My name is Jessica Maryam Mathieu. I’m a graphic designer, artist and writer working on various projects that I share here and on my Twitter and Instagram, including my graphic novel, Prismwalkers: The Resistance. My goal is to share 3 pages a week of the graphic novel here on Sundays when I’m not traveling, God-willing. I currently live at Aprovecho, a sustainable skills research and educational center in Cottage Grove, Oregon, where I’m the Office Manager and Marketing and Communications Director. I moved here almost 2 years ago on hijrah from the exploitative and destructive system of Industrial Capitalism in order to pursue a lifestyle inspired by the example and teachings of the prophets, peace be upon them, and in particular the Prophet Muhammad, peace be upon him. I share about that journey on my blog, Come to the Hills. I’m also a student of Shaykh Muhammad Mendes, and I manage his blog, and a student of Imam Fode Drame.
When I was 17 living in Thailand as an exchange student, I vowed to God to spend my life fighting slavery after witnessing girls being sold into slavery by their own families. I knew I couldn’t turn my gaze away from the truth and horror of the modern economic system. I also happened to arrive in Thailand 2 months before the beginning of the 1997 Asian Market crisis, which originated in Thailand. Witnessing the vultures of the IMF and WorldBank circling to effectively colonize Thailand, which until then had remained free of colonialism, through structural adjustment policies, I was disillusioned about the Western financial system early on. I’ve spent my entire adult life trying to find effective ways to disengage from and resist the exploitation and destruction of the modern industrial system.
My journey took me to China, where I tried to implement a business model inspired by a blend of classical economic theory and Marxist theory to emancipate women in the garment industry. Having no money and no ability market the product of a radical new industrial model, I ended up partying with Chinese gangsters for a year, then came home to finish my bachelors degree in International Studies.

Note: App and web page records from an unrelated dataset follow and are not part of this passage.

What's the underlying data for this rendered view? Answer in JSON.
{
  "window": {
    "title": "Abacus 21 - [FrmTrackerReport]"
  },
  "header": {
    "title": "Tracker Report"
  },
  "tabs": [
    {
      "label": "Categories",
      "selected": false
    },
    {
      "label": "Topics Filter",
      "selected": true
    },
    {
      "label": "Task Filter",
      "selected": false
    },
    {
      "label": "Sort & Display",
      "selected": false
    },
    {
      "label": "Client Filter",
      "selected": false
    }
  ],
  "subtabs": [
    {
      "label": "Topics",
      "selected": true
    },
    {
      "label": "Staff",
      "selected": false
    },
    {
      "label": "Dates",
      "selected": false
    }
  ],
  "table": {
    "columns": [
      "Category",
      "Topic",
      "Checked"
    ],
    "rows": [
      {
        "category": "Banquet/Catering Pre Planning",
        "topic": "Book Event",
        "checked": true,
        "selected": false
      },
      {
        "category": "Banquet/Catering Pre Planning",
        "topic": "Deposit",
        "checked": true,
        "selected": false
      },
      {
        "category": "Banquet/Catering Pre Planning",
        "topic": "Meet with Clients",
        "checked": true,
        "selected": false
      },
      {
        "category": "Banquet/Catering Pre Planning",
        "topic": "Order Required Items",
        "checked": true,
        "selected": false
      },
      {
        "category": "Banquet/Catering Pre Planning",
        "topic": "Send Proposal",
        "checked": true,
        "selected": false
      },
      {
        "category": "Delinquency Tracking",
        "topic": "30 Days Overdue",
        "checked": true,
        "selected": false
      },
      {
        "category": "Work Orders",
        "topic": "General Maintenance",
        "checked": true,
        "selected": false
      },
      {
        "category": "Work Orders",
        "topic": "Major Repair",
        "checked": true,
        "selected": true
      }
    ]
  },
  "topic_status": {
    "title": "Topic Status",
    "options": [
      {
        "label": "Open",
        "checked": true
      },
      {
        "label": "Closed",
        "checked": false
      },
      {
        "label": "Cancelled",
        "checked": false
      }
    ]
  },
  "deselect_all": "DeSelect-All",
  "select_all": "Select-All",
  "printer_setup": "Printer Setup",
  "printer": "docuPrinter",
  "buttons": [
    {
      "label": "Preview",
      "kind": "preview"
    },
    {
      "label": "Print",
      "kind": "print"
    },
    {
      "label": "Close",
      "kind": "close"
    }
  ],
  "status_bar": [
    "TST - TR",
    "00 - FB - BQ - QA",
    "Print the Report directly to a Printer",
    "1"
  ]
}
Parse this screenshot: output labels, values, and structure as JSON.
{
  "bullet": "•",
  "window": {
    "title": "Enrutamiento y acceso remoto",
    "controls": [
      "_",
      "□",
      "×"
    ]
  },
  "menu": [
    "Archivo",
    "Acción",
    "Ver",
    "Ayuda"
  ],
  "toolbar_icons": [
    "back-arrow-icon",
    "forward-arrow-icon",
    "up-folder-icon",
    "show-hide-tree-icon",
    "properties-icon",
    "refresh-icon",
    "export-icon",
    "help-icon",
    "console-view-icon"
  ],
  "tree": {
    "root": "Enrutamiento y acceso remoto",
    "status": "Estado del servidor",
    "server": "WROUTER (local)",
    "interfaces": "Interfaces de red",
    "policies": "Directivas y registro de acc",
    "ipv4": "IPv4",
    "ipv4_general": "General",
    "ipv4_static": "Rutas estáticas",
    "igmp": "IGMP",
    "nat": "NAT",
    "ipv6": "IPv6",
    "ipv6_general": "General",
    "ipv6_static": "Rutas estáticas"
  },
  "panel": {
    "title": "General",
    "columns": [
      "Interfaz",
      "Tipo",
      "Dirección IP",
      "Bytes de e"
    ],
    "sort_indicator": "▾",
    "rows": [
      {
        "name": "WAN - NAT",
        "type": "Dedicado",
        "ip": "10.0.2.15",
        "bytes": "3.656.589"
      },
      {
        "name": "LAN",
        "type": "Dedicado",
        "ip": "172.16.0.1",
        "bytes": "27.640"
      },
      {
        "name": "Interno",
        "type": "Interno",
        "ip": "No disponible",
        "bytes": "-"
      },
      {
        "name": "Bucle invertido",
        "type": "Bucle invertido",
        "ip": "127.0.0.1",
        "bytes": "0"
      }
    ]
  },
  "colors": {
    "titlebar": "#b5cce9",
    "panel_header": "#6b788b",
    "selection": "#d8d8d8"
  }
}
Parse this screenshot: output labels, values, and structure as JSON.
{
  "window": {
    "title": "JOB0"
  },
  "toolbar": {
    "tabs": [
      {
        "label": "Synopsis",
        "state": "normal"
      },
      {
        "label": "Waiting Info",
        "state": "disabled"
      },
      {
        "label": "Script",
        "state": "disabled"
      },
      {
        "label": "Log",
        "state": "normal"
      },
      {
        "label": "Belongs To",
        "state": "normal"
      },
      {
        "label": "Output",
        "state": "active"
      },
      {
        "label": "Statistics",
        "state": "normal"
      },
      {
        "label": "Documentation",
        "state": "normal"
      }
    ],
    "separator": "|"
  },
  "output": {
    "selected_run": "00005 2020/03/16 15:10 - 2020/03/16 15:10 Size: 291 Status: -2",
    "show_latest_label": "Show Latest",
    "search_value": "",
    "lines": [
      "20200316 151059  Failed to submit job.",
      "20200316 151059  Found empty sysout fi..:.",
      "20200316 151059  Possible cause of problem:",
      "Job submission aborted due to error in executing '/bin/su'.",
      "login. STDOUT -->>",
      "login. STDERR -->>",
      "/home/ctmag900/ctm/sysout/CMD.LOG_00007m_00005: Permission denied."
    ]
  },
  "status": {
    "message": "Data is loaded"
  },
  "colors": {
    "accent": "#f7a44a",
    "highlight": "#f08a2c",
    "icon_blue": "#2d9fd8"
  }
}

To continue on my journey to fight slavery, I sought more inspiration, which I found in Sen. John Kerry’s book, The New War: The Web of Crime That Threatens America’s Security, detailing the devastating consequences that transnational organized crime and political corruption on global peace and stability. Inspired by this and my Chinese gangster friends, I moved to New York, where I earned my MSc. in Global Affairs at New York University, studying the relationship between international political economy, transnational organized crime, and human trafficking. My thesis project was an inferential, associative algorithm designed to detect, track, and investigate transnational criminal activity online through public and private data. The NSA recruited me to develop my algorithm, but I ultimately turned the offer down. If my hypothesis had been correct, then the algorithm could have been able to be used to detect, track, and investigate any kind of person, including minorities, political dissidents, and more, being an unprecedented tool of oppression. I realized I couldn’t stand before God and explain why I had given such a powerful tool to the government. Under the current circumstances, I’m glad I made that choice.
However, after that, I was quickly running out of options. My degree left me with no real skills and it was too specialized to be of any value to other businesses or organizations. At about 30 years old, I didn’t have much or consistent work history and my degree was useless. I ended up being offered a job at an NGO in Cambodia developing social enterprise for rescued sex slaves, but they didn’t want to pay me actual money, so I couldn’t afford to take it.
At that point, after single-mindedly pursing my vow to God instead of pursing a “normal life,” I was at a total dead end in life, and in desperation, I prayed for a miracle. The funny thing is that I didn’t necessarily “believe” in God. At that point, and even when I had made the vow at 17 years old, I didn’t have any beliefs. I was not raised religious, and if anything, I had animosity toward the “God” the Christian West portrayed and toward organized religion. So when I prayed for a miracle, I prayed to everything I could think of, because it was all equally real and not real to me, but I felt that something must be out there, something bigger than myself. Shortly thereafter, I heard a voice, neither male nor female, say, “On March 14th your life will be transformed.” Two months later, in fact on March 15th, I said my shahada and embraced Islam by the Grace and Mercy of Allah subhanahu wa ta’ala. I continue on my vow to Him ta’ala to fight slavery in its myriad forms by trying to share his Light and Treasure taught by His Beloved Muhammad (SAW) in my art and writing, without restricting the truths to any religion’s symbols, Islam being beyond religion and containing all the religions. And I try to inspire a return to the simple and sustainable lifestyle he, peace be upon him, taught, as an antidote to the destruction, violence, and poison necessitated by the structures of modern capitalist society.
I pray that some people find benefit through my work, and I know that if any benefit I offer is from Allah subhanahu wa ta’ala alone, and to Him alone all praise and thanks is due.